** Opening DATA PROVIDED block **
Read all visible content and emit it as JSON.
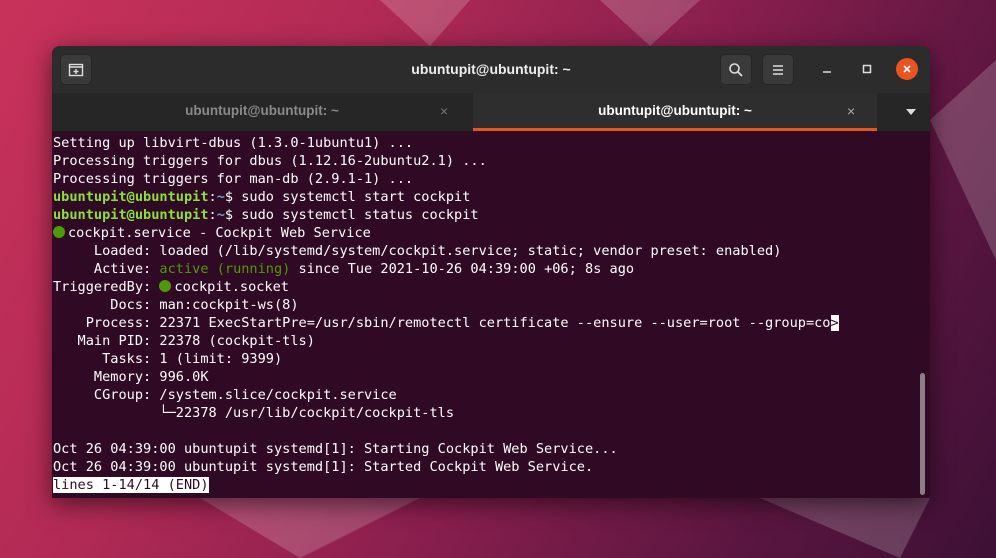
{
  "window": {
    "title": "ubuntupit@ubuntupit: ~"
  },
  "tabs": [
    {
      "label": "ubuntupit@ubuntupit: ~",
      "close": "×",
      "active": false
    },
    {
      "label": "ubuntupit@ubuntupit: ~",
      "close": "×",
      "active": true
    }
  ],
  "colors": {
    "accent": "#e95420",
    "terminal_bg": "#300a24",
    "prompt_user": "#8ae234",
    "prompt_path": "#729fcf",
    "status_green": "#4e9a06"
  },
  "terminal": {
    "lines": [
      "Setting up libvirt-dbus (1.3.0-1ubuntu1) ...",
      "Processing triggers for dbus (1.12.16-2ubuntu2.1) ...",
      "Processing triggers for man-db (2.9.1-1) ..."
    ],
    "prompt_user": "ubuntupit@ubuntupit",
    "prompt_sep": ":",
    "prompt_path": "~",
    "prompt_dollar": "$ ",
    "cmd1": "sudo systemctl start cockpit",
    "cmd2": "sudo systemctl status cockpit",
    "service_line": "cockpit.service - Cockpit Web Service",
    "loaded": "     Loaded: loaded (/lib/systemd/system/cockpit.service; static; vendor preset: enabled)",
    "active_label": "     Active: ",
    "active_state": "active (running)",
    "active_rest": " since Tue 2021-10-26 04:39:00 +06; 8s ago",
    "triggered_label": "TriggeredBy: ",
    "triggered_value": "cockpit.socket",
    "docs": "       Docs: man:cockpit-ws(8)",
    "process": "    Process: 22371 ExecStartPre=/usr/sbin/remotectl certificate --ensure --user=root --group=co",
    "truncate_marker": ">",
    "mainpid": "   Main PID: 22378 (cockpit-tls)",
    "tasks": "      Tasks: 1 (limit: 9399)",
    "memory": "     Memory: 996.0K",
    "cgroup": "     CGroup: /system.slice/cockpit.service",
    "cgroup_child": "             └─22378 /usr/lib/cockpit/cockpit-tls",
    "log1": "Oct 26 04:39:00 ubuntupit systemd[1]: Starting Cockpit Web Service...",
    "log2": "Oct 26 04:39:00 ubuntupit systemd[1]: Started Cockpit Web Service.",
    "pager": "lines 1-14/14 (END)"
  }
}
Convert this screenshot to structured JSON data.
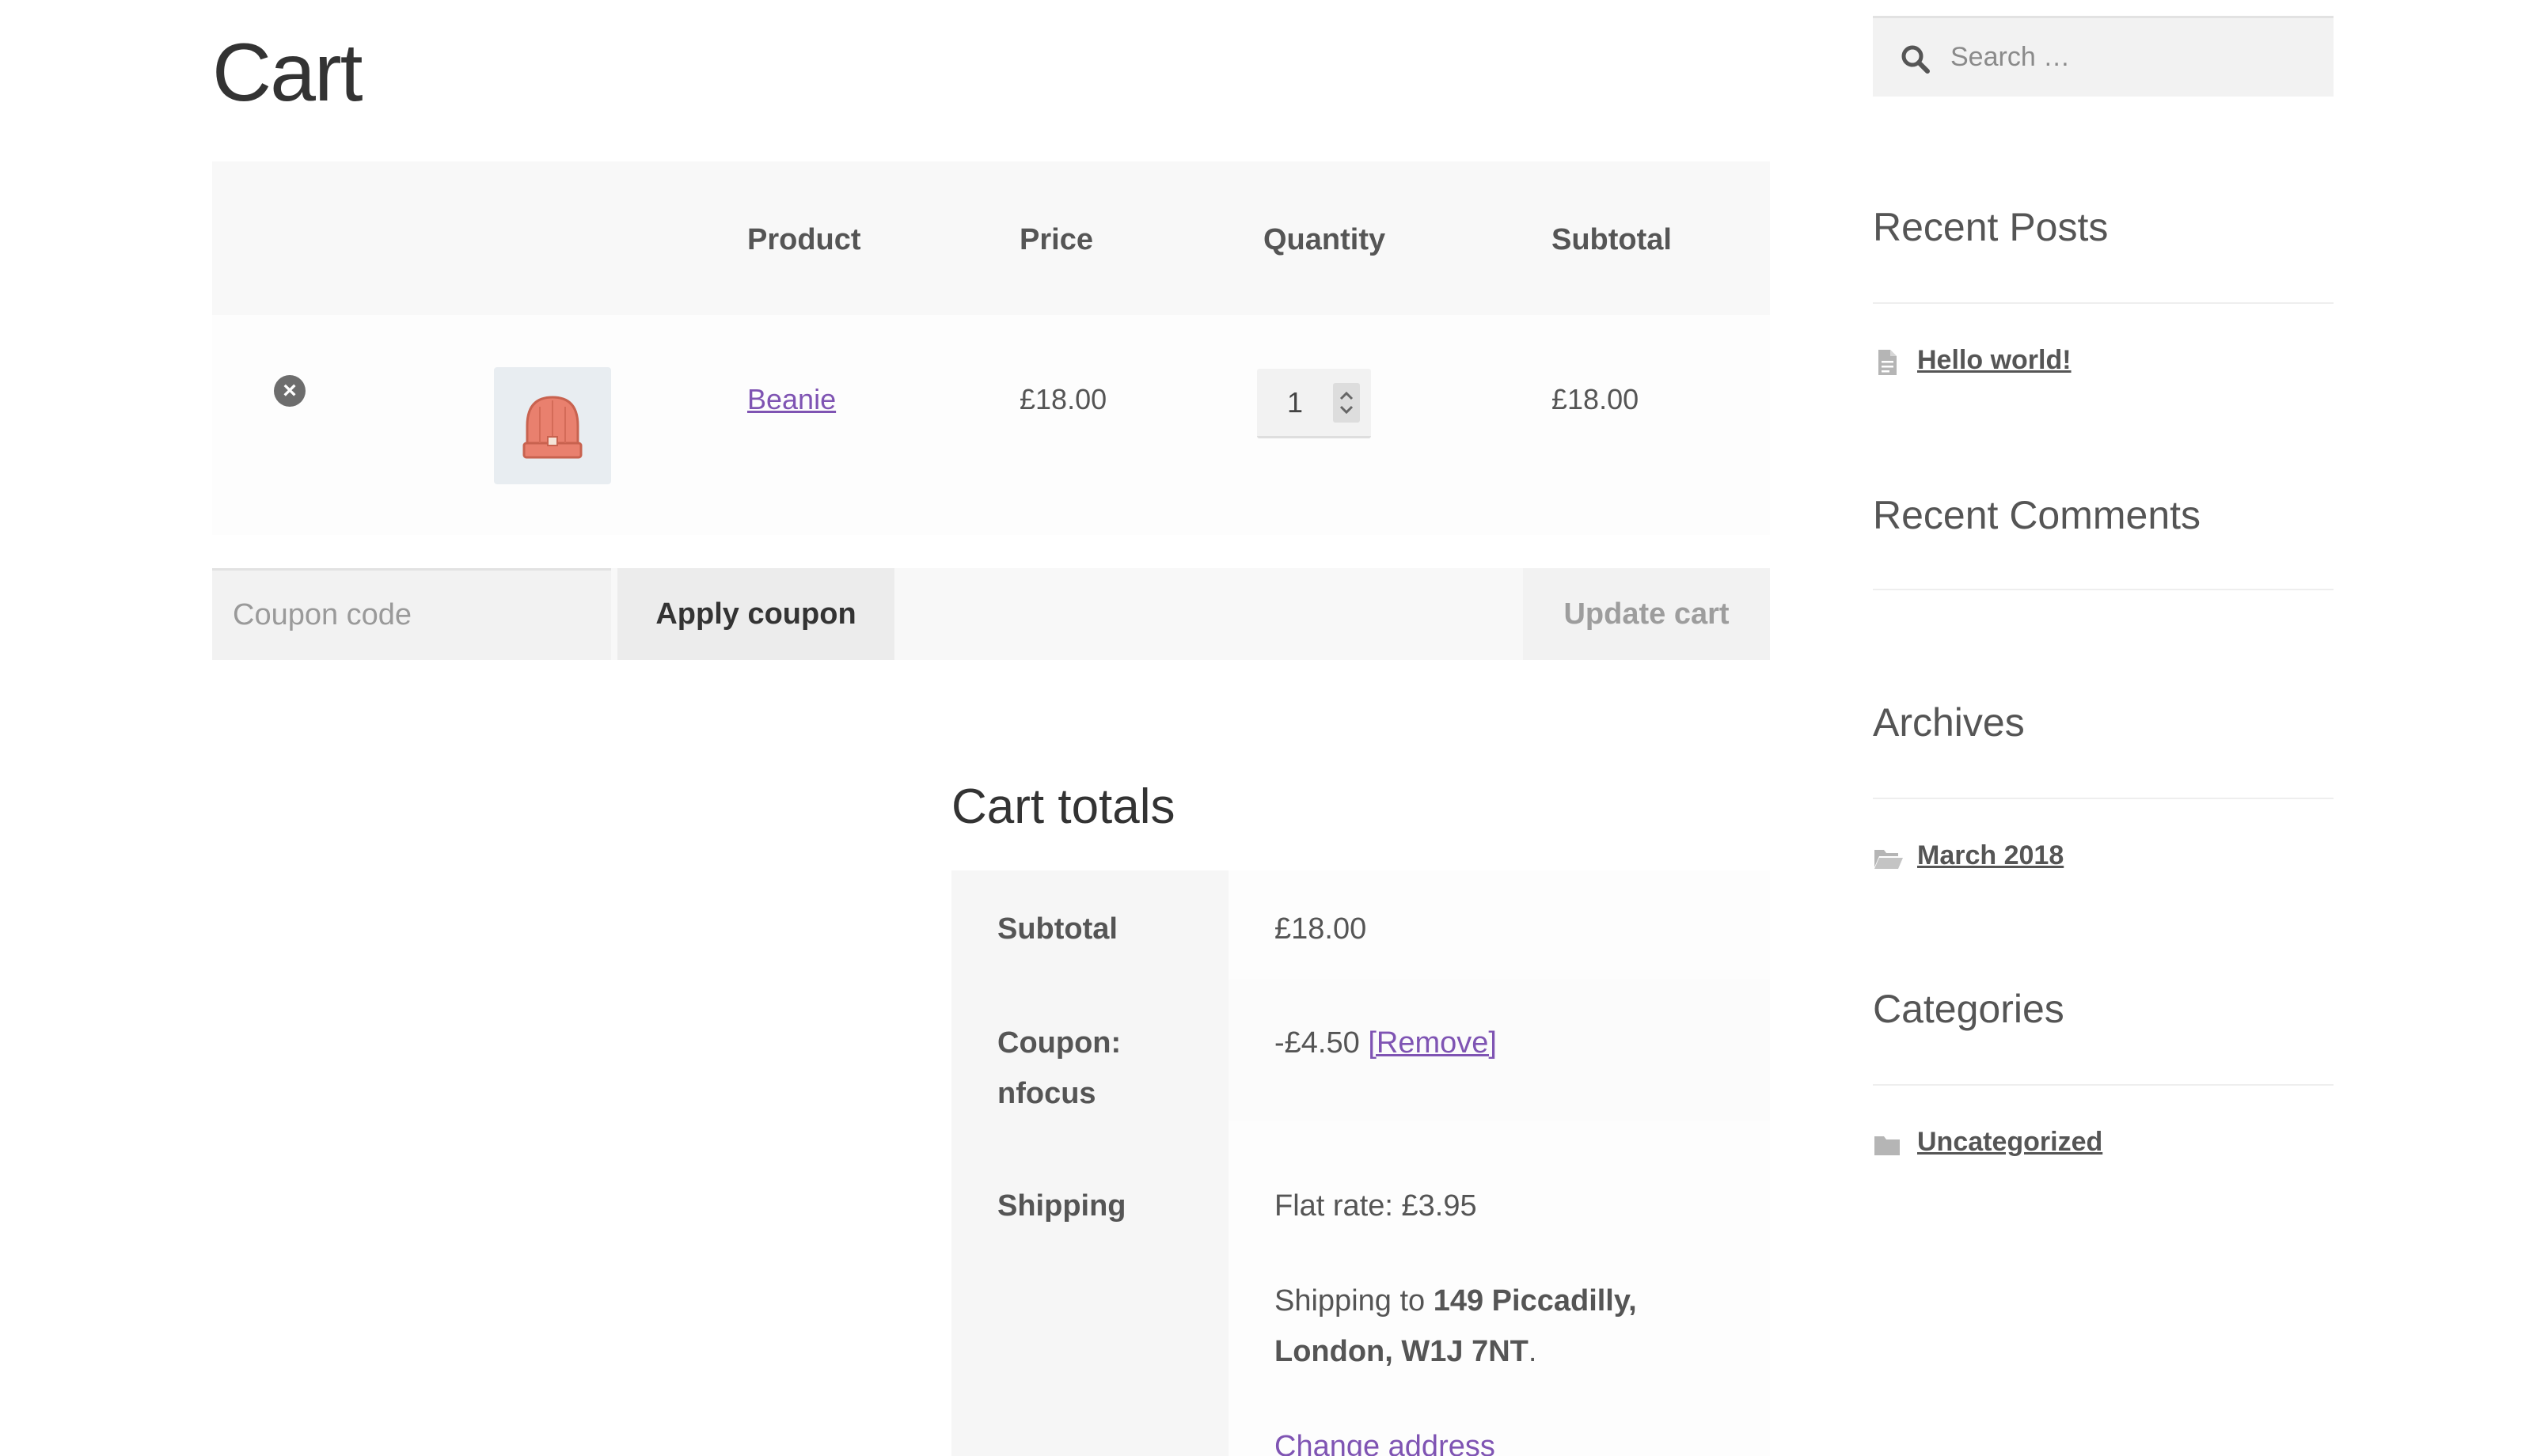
{
  "page": {
    "title": "Cart"
  },
  "cart_table": {
    "headers": {
      "product": "Product",
      "price": "Price",
      "quantity": "Quantity",
      "subtotal": "Subtotal"
    },
    "rows": [
      {
        "remove_symbol": "×",
        "product_name": "Beanie",
        "price": "£18.00",
        "quantity": "1",
        "subtotal": "£18.00",
        "thumbnail_icon": "beanie-icon"
      }
    ]
  },
  "actions": {
    "coupon_placeholder": "Coupon code",
    "apply_coupon_label": "Apply coupon",
    "update_cart_label": "Update cart"
  },
  "cart_totals": {
    "title": "Cart totals",
    "subtotal_label": "Subtotal",
    "subtotal_value": "£18.00",
    "coupon_label_line1": "Coupon:",
    "coupon_label_line2": "nfocus",
    "coupon_discount": "-£4.50",
    "coupon_remove_label": "[Remove]",
    "shipping_label": "Shipping",
    "shipping_method": "Flat rate: £3.95",
    "shipping_to_prefix": "Shipping to",
    "shipping_address_line1": "149 Piccadilly,",
    "shipping_address_line2": "London, W1J 7NT",
    "shipping_address_suffix": ".",
    "change_address_label": "Change address"
  },
  "sidebar": {
    "search_placeholder": "Search …",
    "recent_posts": {
      "title": "Recent Posts",
      "items": [
        {
          "label": "Hello world!",
          "icon": "document-icon"
        }
      ]
    },
    "recent_comments": {
      "title": "Recent Comments"
    },
    "archives": {
      "title": "Archives",
      "items": [
        {
          "label": "March 2018",
          "icon": "folder-open-icon"
        }
      ]
    },
    "categories": {
      "title": "Categories",
      "items": [
        {
          "label": "Uncategorized",
          "icon": "folder-icon"
        }
      ]
    }
  },
  "colors": {
    "link_purple": "#7f54b3",
    "text_gray": "#555555",
    "table_header_bg": "#f8f8f8"
  }
}
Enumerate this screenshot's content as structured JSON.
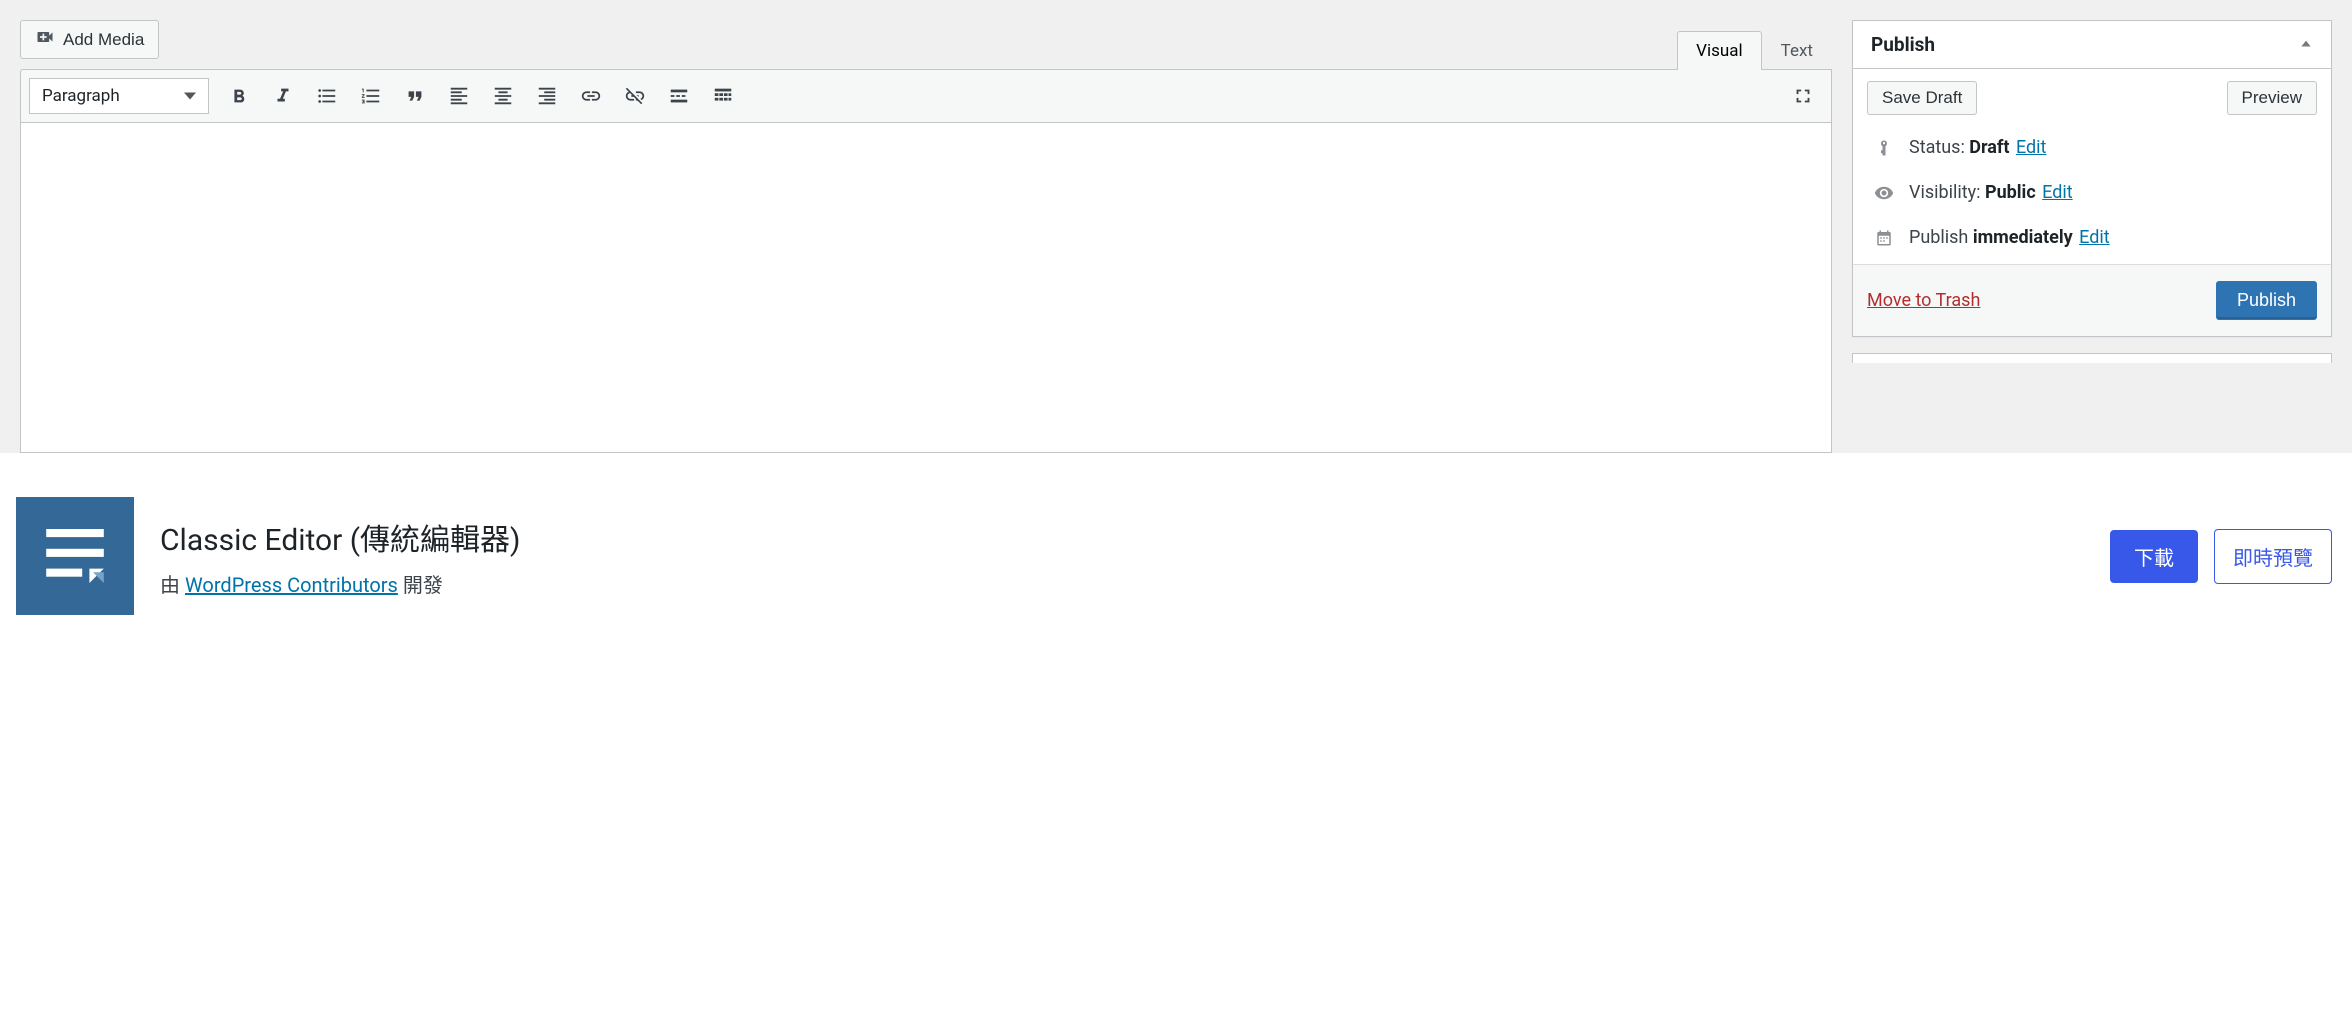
{
  "editor": {
    "add_media": "Add Media",
    "tabs": {
      "visual": "Visual",
      "text": "Text"
    },
    "formatselect": "Paragraph"
  },
  "publish": {
    "title": "Publish",
    "save_draft": "Save Draft",
    "preview": "Preview",
    "status_label": "Status:",
    "status_value": "Draft",
    "visibility_label": "Visibility:",
    "visibility_value": "Public",
    "publish_label": "Publish",
    "publish_value": "immediately",
    "edit": "Edit",
    "move_to_trash": "Move to Trash",
    "publish_btn": "Publish"
  },
  "plugin": {
    "title": "Classic Editor (傳統編輯器)",
    "by_prefix": "由 ",
    "author": "WordPress Contributors",
    "by_suffix": " 開發",
    "download": "下載",
    "live_preview": "即時預覽"
  }
}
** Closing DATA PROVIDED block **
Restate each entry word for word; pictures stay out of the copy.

Read all visible content and emit it as JSON.
{
  "window": {
    "title": "ubuntupit@ubuntupit: ~"
  },
  "tabs": [
    {
      "label": "ubuntupit@ubuntupit: ~",
      "close": "×",
      "active": false
    },
    {
      "label": "ubuntupit@ubuntupit: ~",
      "close": "×",
      "active": true
    }
  ],
  "colors": {
    "accent": "#e95420",
    "terminal_bg": "#300a24",
    "prompt_user": "#8ae234",
    "prompt_path": "#729fcf",
    "status_green": "#4e9a06"
  },
  "terminal": {
    "lines": [
      "Setting up libvirt-dbus (1.3.0-1ubuntu1) ...",
      "Processing triggers for dbus (1.12.16-2ubuntu2.1) ...",
      "Processing triggers for man-db (2.9.1-1) ..."
    ],
    "prompt_user": "ubuntupit@ubuntupit",
    "prompt_sep": ":",
    "prompt_path": "~",
    "prompt_dollar": "$ ",
    "cmd1": "sudo systemctl start cockpit",
    "cmd2": "sudo systemctl status cockpit",
    "service_line": "cockpit.service - Cockpit Web Service",
    "loaded": "     Loaded: loaded (/lib/systemd/system/cockpit.service; static; vendor preset: enabled)",
    "active_label": "     Active: ",
    "active_state": "active (running)",
    "active_rest": " since Tue 2021-10-26 04:39:00 +06; 8s ago",
    "triggered_label": "TriggeredBy: ",
    "triggered_value": "cockpit.socket",
    "docs": "       Docs: man:cockpit-ws(8)",
    "process": "    Process: 22371 ExecStartPre=/usr/sbin/remotectl certificate --ensure --user=root --group=co",
    "truncate_marker": ">",
    "mainpid": "   Main PID: 22378 (cockpit-tls)",
    "tasks": "      Tasks: 1 (limit: 9399)",
    "memory": "     Memory: 996.0K",
    "cgroup": "     CGroup: /system.slice/cockpit.service",
    "cgroup_child": "             └─22378 /usr/lib/cockpit/cockpit-tls",
    "log1": "Oct 26 04:39:00 ubuntupit systemd[1]: Starting Cockpit Web Service...",
    "log2": "Oct 26 04:39:00 ubuntupit systemd[1]: Started Cockpit Web Service.",
    "pager": "lines 1-14/14 (END)"
  }
}
Convert this screenshot to structured JSON data.
{
  "page": {
    "title": "Cart"
  },
  "cart_table": {
    "headers": {
      "product": "Product",
      "price": "Price",
      "quantity": "Quantity",
      "subtotal": "Subtotal"
    },
    "rows": [
      {
        "remove_symbol": "×",
        "product_name": "Beanie",
        "price": "£18.00",
        "quantity": "1",
        "subtotal": "£18.00",
        "thumbnail_icon": "beanie-icon"
      }
    ]
  },
  "actions": {
    "coupon_placeholder": "Coupon code",
    "apply_coupon_label": "Apply coupon",
    "update_cart_label": "Update cart"
  },
  "cart_totals": {
    "title": "Cart totals",
    "subtotal_label": "Subtotal",
    "subtotal_value": "£18.00",
    "coupon_label_line1": "Coupon:",
    "coupon_label_line2": "nfocus",
    "coupon_discount": "-£4.50",
    "coupon_remove_label": "[Remove]",
    "shipping_label": "Shipping",
    "shipping_method": "Flat rate: £3.95",
    "shipping_to_prefix": "Shipping to",
    "shipping_address_line1": "149 Piccadilly,",
    "shipping_address_line2": "London, W1J 7NT",
    "shipping_address_suffix": ".",
    "change_address_label": "Change address"
  },
  "sidebar": {
    "search_placeholder": "Search …",
    "recent_posts": {
      "title": "Recent Posts",
      "items": [
        {
          "label": "Hello world!",
          "icon": "document-icon"
        }
      ]
    },
    "recent_comments": {
      "title": "Recent Comments"
    },
    "archives": {
      "title": "Archives",
      "items": [
        {
          "label": "March 2018",
          "icon": "folder-open-icon"
        }
      ]
    },
    "categories": {
      "title": "Categories",
      "items": [
        {
          "label": "Uncategorized",
          "icon": "folder-icon"
        }
      ]
    }
  },
  "colors": {
    "link_purple": "#7f54b3",
    "text_gray": "#555555",
    "table_header_bg": "#f8f8f8"
  }
}
Enumerate this screenshot's content as structured JSON.
{
  "editor": {
    "add_media": "Add Media",
    "tabs": {
      "visual": "Visual",
      "text": "Text"
    },
    "formatselect": "Paragraph"
  },
  "publish": {
    "title": "Publish",
    "save_draft": "Save Draft",
    "preview": "Preview",
    "status_label": "Status:",
    "status_value": "Draft",
    "visibility_label": "Visibility:",
    "visibility_value": "Public",
    "publish_label": "Publish",
    "publish_value": "immediately",
    "edit": "Edit",
    "move_to_trash": "Move to Trash",
    "publish_btn": "Publish"
  },
  "plugin": {
    "title": "Classic Editor (傳統編輯器)",
    "by_prefix": "由 ",
    "author": "WordPress Contributors",
    "by_suffix": " 開發",
    "download": "下載",
    "live_preview": "即時預覽"
  }
}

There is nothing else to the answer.